§ **EXERCISE DESCRIPTION**: From top to bottom, reproduce the listing without a single change.

§ **EXERCISE DATA**:

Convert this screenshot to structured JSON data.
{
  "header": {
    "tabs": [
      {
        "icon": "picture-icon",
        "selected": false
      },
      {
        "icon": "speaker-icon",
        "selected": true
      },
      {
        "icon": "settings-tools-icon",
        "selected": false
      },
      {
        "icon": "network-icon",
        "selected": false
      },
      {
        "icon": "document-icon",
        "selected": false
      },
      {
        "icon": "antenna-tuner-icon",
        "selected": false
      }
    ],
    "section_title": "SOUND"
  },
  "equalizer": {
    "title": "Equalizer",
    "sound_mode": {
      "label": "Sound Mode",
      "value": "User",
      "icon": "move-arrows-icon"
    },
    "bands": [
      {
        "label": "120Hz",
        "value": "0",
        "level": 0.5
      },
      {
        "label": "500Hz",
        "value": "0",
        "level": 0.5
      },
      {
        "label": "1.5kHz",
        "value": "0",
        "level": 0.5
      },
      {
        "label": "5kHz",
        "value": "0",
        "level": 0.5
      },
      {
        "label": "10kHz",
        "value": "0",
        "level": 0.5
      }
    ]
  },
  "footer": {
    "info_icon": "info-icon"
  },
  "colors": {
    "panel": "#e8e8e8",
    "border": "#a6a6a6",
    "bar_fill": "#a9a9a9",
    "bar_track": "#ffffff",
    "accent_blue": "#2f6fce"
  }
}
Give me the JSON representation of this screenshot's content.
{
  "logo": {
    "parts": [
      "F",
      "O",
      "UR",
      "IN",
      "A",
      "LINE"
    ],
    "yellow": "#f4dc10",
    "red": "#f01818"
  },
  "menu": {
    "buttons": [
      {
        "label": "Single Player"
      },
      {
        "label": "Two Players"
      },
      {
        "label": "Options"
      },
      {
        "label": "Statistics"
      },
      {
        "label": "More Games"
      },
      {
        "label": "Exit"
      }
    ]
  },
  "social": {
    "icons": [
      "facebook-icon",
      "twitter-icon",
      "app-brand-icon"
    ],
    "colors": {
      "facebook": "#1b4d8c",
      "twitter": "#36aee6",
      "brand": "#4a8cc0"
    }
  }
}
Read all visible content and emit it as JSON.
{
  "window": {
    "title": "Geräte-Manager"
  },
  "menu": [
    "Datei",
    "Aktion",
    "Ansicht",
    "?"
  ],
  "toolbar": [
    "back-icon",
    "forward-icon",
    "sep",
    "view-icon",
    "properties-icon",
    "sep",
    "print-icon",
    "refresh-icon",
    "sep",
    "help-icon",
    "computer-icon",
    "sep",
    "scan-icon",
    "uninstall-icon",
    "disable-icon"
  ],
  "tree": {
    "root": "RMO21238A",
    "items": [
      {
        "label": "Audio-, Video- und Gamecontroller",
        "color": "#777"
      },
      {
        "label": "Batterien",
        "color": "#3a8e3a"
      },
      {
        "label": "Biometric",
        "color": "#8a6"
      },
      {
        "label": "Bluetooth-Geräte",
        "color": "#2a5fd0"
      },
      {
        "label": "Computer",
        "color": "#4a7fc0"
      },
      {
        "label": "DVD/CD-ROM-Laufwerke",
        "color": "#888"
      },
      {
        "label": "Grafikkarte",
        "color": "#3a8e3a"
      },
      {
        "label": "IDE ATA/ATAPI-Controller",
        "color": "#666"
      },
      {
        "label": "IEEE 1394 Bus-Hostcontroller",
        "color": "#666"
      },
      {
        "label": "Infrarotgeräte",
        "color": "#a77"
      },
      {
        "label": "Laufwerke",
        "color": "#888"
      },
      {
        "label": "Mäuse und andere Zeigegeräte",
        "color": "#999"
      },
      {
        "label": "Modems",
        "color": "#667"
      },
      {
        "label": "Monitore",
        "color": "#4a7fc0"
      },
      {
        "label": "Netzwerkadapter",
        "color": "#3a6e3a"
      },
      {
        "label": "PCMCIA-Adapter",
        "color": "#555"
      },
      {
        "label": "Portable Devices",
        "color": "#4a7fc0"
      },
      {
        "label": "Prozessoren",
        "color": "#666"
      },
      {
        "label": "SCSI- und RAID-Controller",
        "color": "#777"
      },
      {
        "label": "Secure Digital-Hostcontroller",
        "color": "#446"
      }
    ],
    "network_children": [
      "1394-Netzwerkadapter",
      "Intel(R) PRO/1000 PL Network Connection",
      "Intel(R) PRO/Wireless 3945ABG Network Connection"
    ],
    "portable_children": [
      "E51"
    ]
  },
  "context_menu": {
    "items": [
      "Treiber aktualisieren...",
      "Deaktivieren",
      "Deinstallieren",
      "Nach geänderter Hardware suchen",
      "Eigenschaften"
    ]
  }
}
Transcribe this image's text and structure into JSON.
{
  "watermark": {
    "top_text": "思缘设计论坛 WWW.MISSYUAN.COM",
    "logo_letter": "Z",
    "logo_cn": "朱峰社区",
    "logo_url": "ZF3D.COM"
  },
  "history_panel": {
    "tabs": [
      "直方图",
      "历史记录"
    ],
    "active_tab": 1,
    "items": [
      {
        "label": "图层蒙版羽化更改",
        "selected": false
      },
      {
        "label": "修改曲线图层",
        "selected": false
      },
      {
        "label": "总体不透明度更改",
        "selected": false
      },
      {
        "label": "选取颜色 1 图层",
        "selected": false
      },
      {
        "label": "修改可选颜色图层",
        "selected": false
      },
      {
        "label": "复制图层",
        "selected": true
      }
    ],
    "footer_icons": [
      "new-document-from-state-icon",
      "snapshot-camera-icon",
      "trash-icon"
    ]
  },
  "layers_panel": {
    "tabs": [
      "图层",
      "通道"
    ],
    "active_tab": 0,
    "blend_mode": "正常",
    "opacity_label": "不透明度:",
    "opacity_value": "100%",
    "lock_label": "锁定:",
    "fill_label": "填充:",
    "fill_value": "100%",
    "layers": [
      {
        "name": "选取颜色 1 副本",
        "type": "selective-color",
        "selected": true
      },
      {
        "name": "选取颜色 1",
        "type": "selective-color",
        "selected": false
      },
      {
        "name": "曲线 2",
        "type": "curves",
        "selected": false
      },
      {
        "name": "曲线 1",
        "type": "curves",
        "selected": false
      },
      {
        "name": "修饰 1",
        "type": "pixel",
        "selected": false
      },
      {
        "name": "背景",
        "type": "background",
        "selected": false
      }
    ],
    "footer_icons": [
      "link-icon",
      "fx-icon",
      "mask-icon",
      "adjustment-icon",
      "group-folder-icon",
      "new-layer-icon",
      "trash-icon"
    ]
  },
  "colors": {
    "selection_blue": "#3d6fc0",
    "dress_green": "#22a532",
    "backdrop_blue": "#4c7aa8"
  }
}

§ **YOUR SOLUTION**:
Convert this screenshot to structured JSON data.
{
  "header": {
    "tabs": [
      {
        "icon": "picture-icon",
        "selected": false
      },
      {
        "icon": "speaker-icon",
        "selected": true
      },
      {
        "icon": "settings-tools-icon",
        "selected": false
      },
      {
        "icon": "network-icon",
        "selected": false
      },
      {
        "icon": "document-icon",
        "selected": false
      },
      {
        "icon": "antenna-tuner-icon",
        "selected": false
      }
    ],
    "section_title": "SOUND"
  },
  "equalizer": {
    "title": "Equalizer",
    "sound_mode": {
      "label": "Sound Mode",
      "value": "User",
      "icon": "move-arrows-icon"
    },
    "bands": [
      {
        "label": "120Hz",
        "value": "0",
        "level": 0.5
      },
      {
        "label": "500Hz",
        "value": "0",
        "level": 0.5
      },
      {
        "label": "1.5kHz",
        "value": "0",
        "level": 0.5
      },
      {
        "label": "5kHz",
        "value": "0",
        "level": 0.5
      },
      {
        "label": "10kHz",
        "value": "0",
        "level": 0.5
      }
    ]
  },
  "footer": {
    "info_icon": "info-icon"
  },
  "colors": {
    "panel": "#e8e8e8",
    "border": "#a6a6a6",
    "bar_fill": "#a9a9a9",
    "bar_track": "#ffffff",
    "accent_blue": "#2f6fce"
  }
}
Give me the JSON representation of this screenshot's content.
{
  "logo": {
    "parts": [
      "F",
      "O",
      "UR",
      "IN",
      "A",
      "LINE"
    ],
    "yellow": "#f4dc10",
    "red": "#f01818"
  },
  "menu": {
    "buttons": [
      {
        "label": "Single Player"
      },
      {
        "label": "Two Players"
      },
      {
        "label": "Options"
      },
      {
        "label": "Statistics"
      },
      {
        "label": "More Games"
      },
      {
        "label": "Exit"
      }
    ]
  },
  "social": {
    "icons": [
      "facebook-icon",
      "twitter-icon",
      "app-brand-icon"
    ],
    "colors": {
      "facebook": "#1b4d8c",
      "twitter": "#36aee6",
      "brand": "#4a8cc0"
    }
  }
}
Read all visible content and emit it as JSON.
{
  "window": {
    "title": "Geräte-Manager"
  },
  "menu": [
    "Datei",
    "Aktion",
    "Ansicht",
    "?"
  ],
  "toolbar": [
    "back-icon",
    "forward-icon",
    "sep",
    "view-icon",
    "properties-icon",
    "sep",
    "print-icon",
    "refresh-icon",
    "sep",
    "help-icon",
    "computer-icon",
    "sep",
    "scan-icon",
    "uninstall-icon",
    "disable-icon"
  ],
  "tree": {
    "root": "RMO21238A",
    "items": [
      {
        "label": "Audio-, Video- und Gamecontroller",
        "color": "#777"
      },
      {
        "label": "Batterien",
        "color": "#3a8e3a"
      },
      {
        "label": "Biometric",
        "color": "#8a6"
      },
      {
        "label": "Bluetooth-Geräte",
        "color": "#2a5fd0"
      },
      {
        "label": "Computer",
        "color": "#4a7fc0"
      },
      {
        "label": "DVD/CD-ROM-Laufwerke",
        "color": "#888"
      },
      {
        "label": "Grafikkarte",
        "color": "#3a8e3a"
      },
      {
        "label": "IDE ATA/ATAPI-Controller",
        "color": "#666"
      },
      {
        "label": "IEEE 1394 Bus-Hostcontroller",
        "color": "#666"
      },
      {
        "label": "Infrarotgeräte",
        "color": "#a77"
      },
      {
        "label": "Laufwerke",
        "color": "#888"
      },
      {
        "label": "Mäuse und andere Zeigegeräte",
        "color": "#999"
      },
      {
        "label": "Modems",
        "color": "#667"
      },
      {
        "label": "Monitore",
        "color": "#4a7fc0"
      },
      {
        "label": "Netzwerkadapter",
        "color": "#3a6e3a"
      },
      {
        "label": "PCMCIA-Adapter",
        "color": "#555"
      },
      {
        "label": "Portable Devices",
        "color": "#4a7fc0"
      },
      {
        "label": "Prozessoren",
        "color": "#666"
      },
      {
        "label": "SCSI- und RAID-Controller",
        "color": "#777"
      },
      {
        "label": "Secure Digital-Hostcontroller",
        "color": "#446"
      }
    ],
    "network_children": [
      "1394-Netzwerkadapter",
      "Intel(R) PRO/1000 PL Network Connection",
      "Intel(R) PRO/Wireless 3945ABG Network Connection"
    ],
    "portable_children": [
      "E51"
    ]
  },
  "context_menu": {
    "items": [
      "Treiber aktualisieren...",
      "Deaktivieren",
      "Deinstallieren",
      "Nach geänderter Hardware suchen",
      "Eigenschaften"
    ]
  }
}
Transcribe this image's text and structure into JSON.
{
  "watermark": {
    "top_text": "思缘设计论坛 WWW.MISSYUAN.COM",
    "logo_letter": "Z",
    "logo_cn": "朱峰社区",
    "logo_url": "ZF3D.COM"
  },
  "history_panel": {
    "tabs": [
      "直方图",
      "历史记录"
    ],
    "active_tab": 1,
    "items": [
      {
        "label": "图层蒙版羽化更改",
        "selected": false
      },
      {
        "label": "修改曲线图层",
        "selected": false
      },
      {
        "label": "总体不透明度更改",
        "selected": false
      },
      {
        "label": "选取颜色 1 图层",
        "selected": false
      },
      {
        "label": "修改可选颜色图层",
        "selected": false
      },
      {
        "label": "复制图层",
        "selected": true
      }
    ],
    "footer_icons": [
      "new-document-from-state-icon",
      "snapshot-camera-icon",
      "trash-icon"
    ]
  },
  "layers_panel": {
    "tabs": [
      "图层",
      "通道"
    ],
    "active_tab": 0,
    "blend_mode": "正常",
    "opacity_label": "不透明度:",
    "opacity_value": "100%",
    "lock_label": "锁定:",
    "fill_label": "填充:",
    "fill_value": "100%",
    "layers": [
      {
        "name": "选取颜色 1 副本",
        "type": "selective-color",
        "selected": true
      },
      {
        "name": "选取颜色 1",
        "type": "selective-color",
        "selected": false
      },
      {
        "name": "曲线 2",
        "type": "curves",
        "selected": false
      },
      {
        "name": "曲线 1",
        "type": "curves",
        "selected": false
      },
      {
        "name": "修饰 1",
        "type": "pixel",
        "selected": false
      },
      {
        "name": "背景",
        "type": "background",
        "selected": false
      }
    ],
    "footer_icons": [
      "link-icon",
      "fx-icon",
      "mask-icon",
      "adjustment-icon",
      "group-folder-icon",
      "new-layer-icon",
      "trash-icon"
    ]
  },
  "colors": {
    "selection_blue": "#3d6fc0",
    "dress_green": "#22a532",
    "backdrop_blue": "#4c7aa8"
  }
}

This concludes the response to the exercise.